Suspected al-Qaeda terrorists kidnapped an unidentified Swiss woman in Hodeida (on the Red Sea) on Wednesday (March 14) and have reportedly moved her across three provinces and her holding her in the southeastern province of Shabwa.
The motive for the abduction is to apply pressure on the Government of Yemen to release two al-Qaeda militants who are in government custody in Hodeida.
COMMENT: Shabwa is well-known as being a stronghold for Jihadists who represent the Partisans of Sharia (Islamic law). The Swiss Foreign Ministry has acknowledged the woman's abduction; last year Switzerland urged its citizens in Yemen to leave the country.
In May, the Islamic militants took control of Zinjibar, capital of Abyan province which borders Shabwa, as well as several other southern towns, triggering months of deadly fighting with government troops.

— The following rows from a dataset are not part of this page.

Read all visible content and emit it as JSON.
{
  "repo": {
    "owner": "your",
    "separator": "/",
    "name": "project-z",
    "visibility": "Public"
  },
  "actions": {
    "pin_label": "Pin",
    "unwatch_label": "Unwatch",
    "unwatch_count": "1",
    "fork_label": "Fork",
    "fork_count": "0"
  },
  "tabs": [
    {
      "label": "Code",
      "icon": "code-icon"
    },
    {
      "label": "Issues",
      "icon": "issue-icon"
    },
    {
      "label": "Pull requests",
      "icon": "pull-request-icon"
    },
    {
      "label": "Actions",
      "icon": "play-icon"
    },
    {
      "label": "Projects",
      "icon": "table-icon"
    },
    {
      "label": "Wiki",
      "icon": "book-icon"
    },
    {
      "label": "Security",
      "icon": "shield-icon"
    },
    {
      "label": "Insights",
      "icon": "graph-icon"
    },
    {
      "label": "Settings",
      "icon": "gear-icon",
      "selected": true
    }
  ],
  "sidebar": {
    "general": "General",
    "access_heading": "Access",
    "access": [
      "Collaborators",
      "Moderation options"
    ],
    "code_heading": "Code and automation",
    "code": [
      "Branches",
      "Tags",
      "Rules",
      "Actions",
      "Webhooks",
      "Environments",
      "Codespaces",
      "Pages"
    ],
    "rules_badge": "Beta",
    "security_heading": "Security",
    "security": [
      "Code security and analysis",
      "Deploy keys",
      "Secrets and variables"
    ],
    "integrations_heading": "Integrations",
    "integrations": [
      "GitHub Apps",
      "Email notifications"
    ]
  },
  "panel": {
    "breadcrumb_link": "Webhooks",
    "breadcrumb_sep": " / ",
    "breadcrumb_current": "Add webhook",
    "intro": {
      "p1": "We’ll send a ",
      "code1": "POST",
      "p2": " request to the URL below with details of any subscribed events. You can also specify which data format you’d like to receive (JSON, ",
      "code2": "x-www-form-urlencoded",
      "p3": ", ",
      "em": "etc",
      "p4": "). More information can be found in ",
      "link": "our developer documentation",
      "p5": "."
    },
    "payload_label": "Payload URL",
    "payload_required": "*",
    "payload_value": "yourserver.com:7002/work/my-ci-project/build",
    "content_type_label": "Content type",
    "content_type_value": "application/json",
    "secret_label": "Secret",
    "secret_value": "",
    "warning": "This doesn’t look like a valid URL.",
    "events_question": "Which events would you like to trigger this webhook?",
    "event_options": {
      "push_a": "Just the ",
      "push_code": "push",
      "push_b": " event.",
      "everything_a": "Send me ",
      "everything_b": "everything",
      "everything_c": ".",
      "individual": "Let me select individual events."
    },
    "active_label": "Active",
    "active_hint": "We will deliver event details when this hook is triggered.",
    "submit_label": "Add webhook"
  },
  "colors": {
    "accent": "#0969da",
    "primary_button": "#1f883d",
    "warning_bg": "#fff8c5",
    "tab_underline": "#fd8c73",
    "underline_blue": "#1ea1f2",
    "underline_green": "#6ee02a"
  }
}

As I have said in previous postings, over the last 15-20 years, an estimated 250 people, mostly foreigners, have been kidnapped in Yemen. Most of been seized by regional tribesmen who have kidnapped in order to apply pressure on the central government. Most of all been treated very well and released unharmed.
On February 1 of this year, four aid workers (a Colombian, a German, a Palestinian and an Iraqi) were freed a day after being abducted by armed men northeast of the capital of Sana'a.

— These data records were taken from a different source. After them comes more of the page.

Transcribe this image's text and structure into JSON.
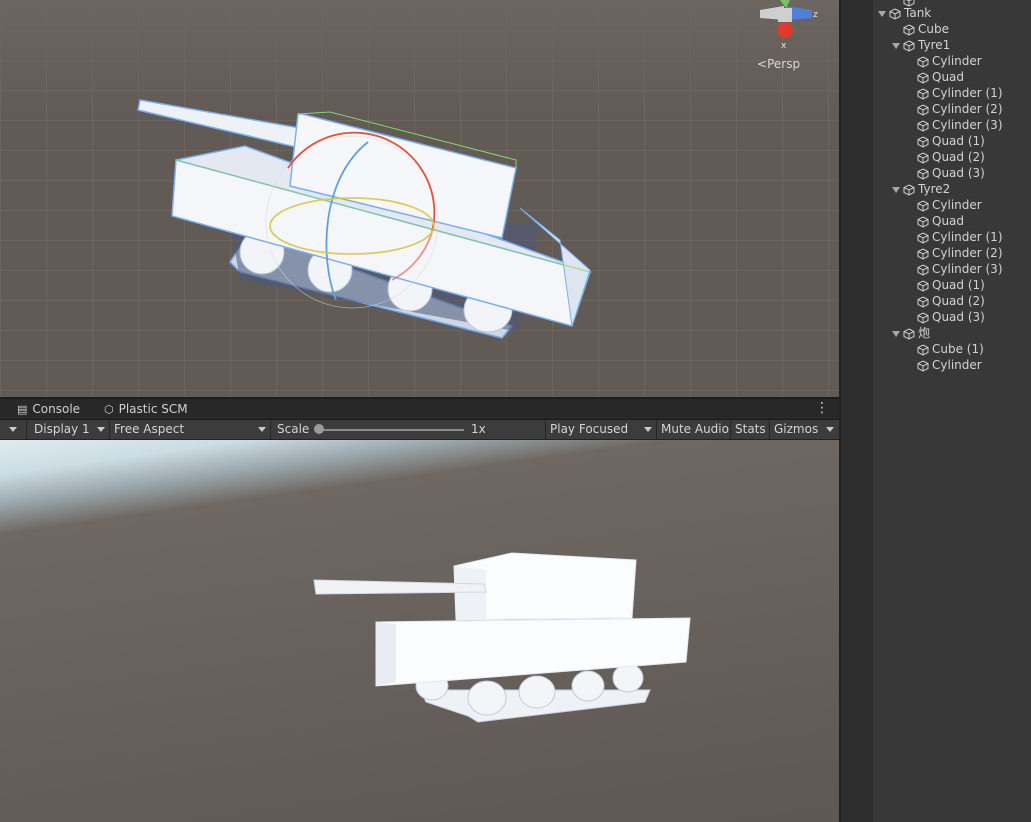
{
  "scene": {
    "view_mode": "Persp",
    "gizmo_axes": {
      "x": "x",
      "z": "z"
    }
  },
  "tabs": [
    {
      "label": "Console",
      "icon": "console-icon"
    },
    {
      "label": "Plastic SCM",
      "icon": "plastic-scm-icon"
    }
  ],
  "game_toolbar": {
    "display": "Display 1",
    "aspect": "Free Aspect",
    "scale_label": "Scale",
    "scale_value": "1x",
    "play_mode": "Play Focused",
    "mute_audio": "Mute Audio",
    "stats": "Stats",
    "gizmos": "Gizmos"
  },
  "hierarchy": {
    "items": [
      {
        "label": "Tank",
        "level": 0,
        "expanded": true
      },
      {
        "label": "Cube",
        "level": 1
      },
      {
        "label": "Tyre1",
        "level": 1,
        "expanded": true
      },
      {
        "label": "Cylinder",
        "level": 2
      },
      {
        "label": "Quad",
        "level": 2
      },
      {
        "label": "Cylinder (1)",
        "level": 2
      },
      {
        "label": "Cylinder (2)",
        "level": 2
      },
      {
        "label": "Cylinder (3)",
        "level": 2
      },
      {
        "label": "Quad (1)",
        "level": 2
      },
      {
        "label": "Quad (2)",
        "level": 2
      },
      {
        "label": "Quad (3)",
        "level": 2
      },
      {
        "label": "Tyre2",
        "level": 1,
        "expanded": true
      },
      {
        "label": "Cylinder",
        "level": 2
      },
      {
        "label": "Quad",
        "level": 2
      },
      {
        "label": "Cylinder (1)",
        "level": 2
      },
      {
        "label": "Cylinder (2)",
        "level": 2
      },
      {
        "label": "Cylinder (3)",
        "level": 2
      },
      {
        "label": "Quad (1)",
        "level": 2
      },
      {
        "label": "Quad (2)",
        "level": 2
      },
      {
        "label": "Quad (3)",
        "level": 2
      },
      {
        "label": "炮",
        "level": 1,
        "expanded": true
      },
      {
        "label": "Cube (1)",
        "level": 2
      },
      {
        "label": "Cylinder",
        "level": 2
      }
    ]
  },
  "colors": {
    "selection_outline": "#4aa3ff",
    "rotate_x": "#e0543a",
    "rotate_y": "#5fa0e0",
    "rotate_z": "#d8c84a"
  }
}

A Norwegian UN employee, who was abducted by tribesmen in Sana'a on January 14, was released unharmed almost ten days later.

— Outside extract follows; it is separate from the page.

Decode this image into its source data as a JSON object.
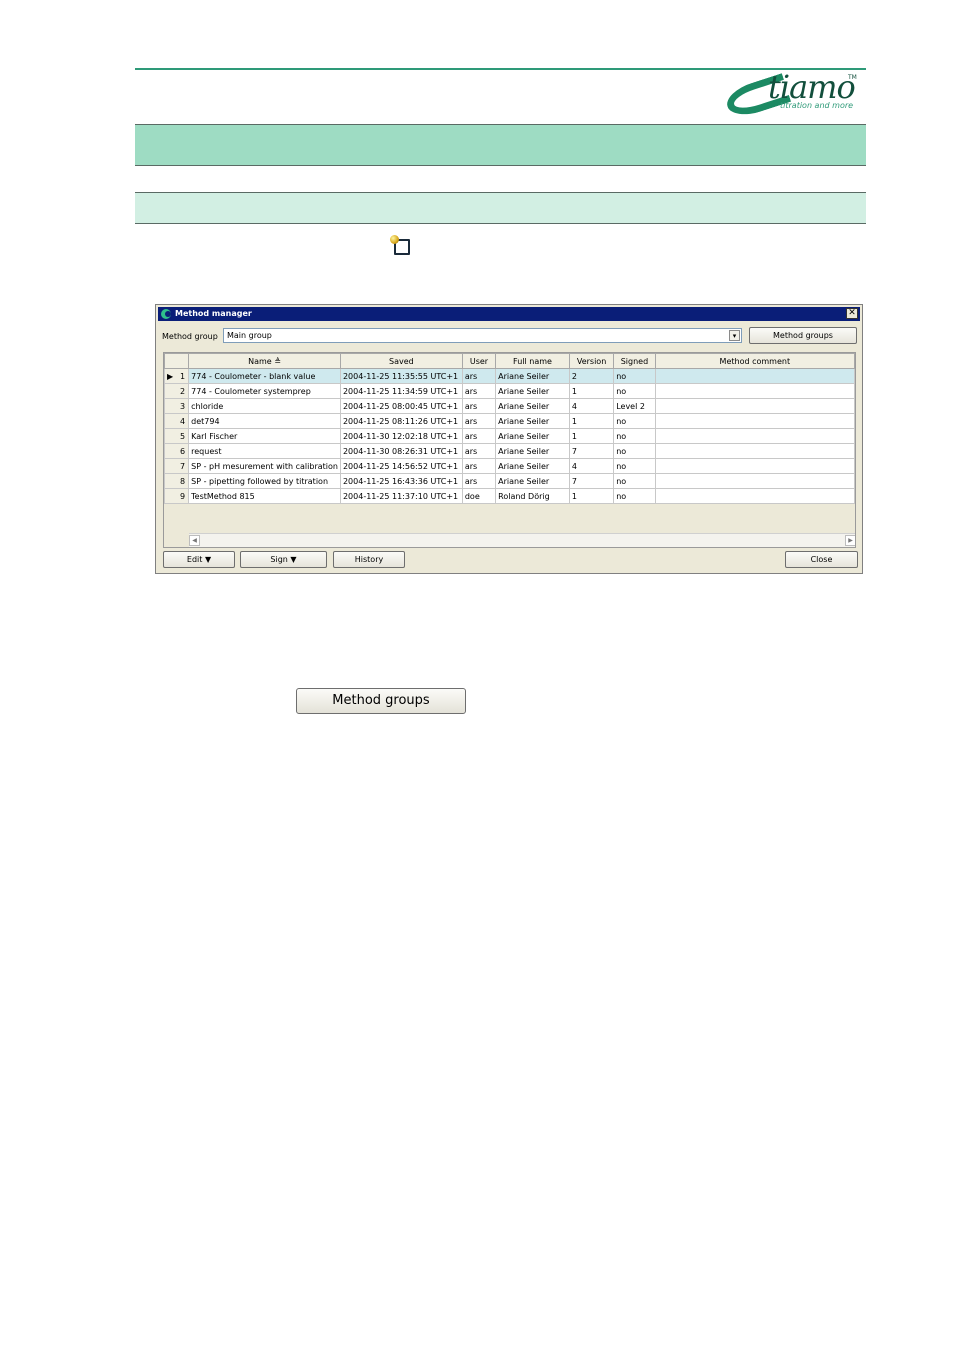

Al-Qaeda continues to prefer its principal tactic of large-scale, mass-casualty bombings, yet in both Yemen and Sub-Saharan Africa, kidnappings are considered to be its tactical choice.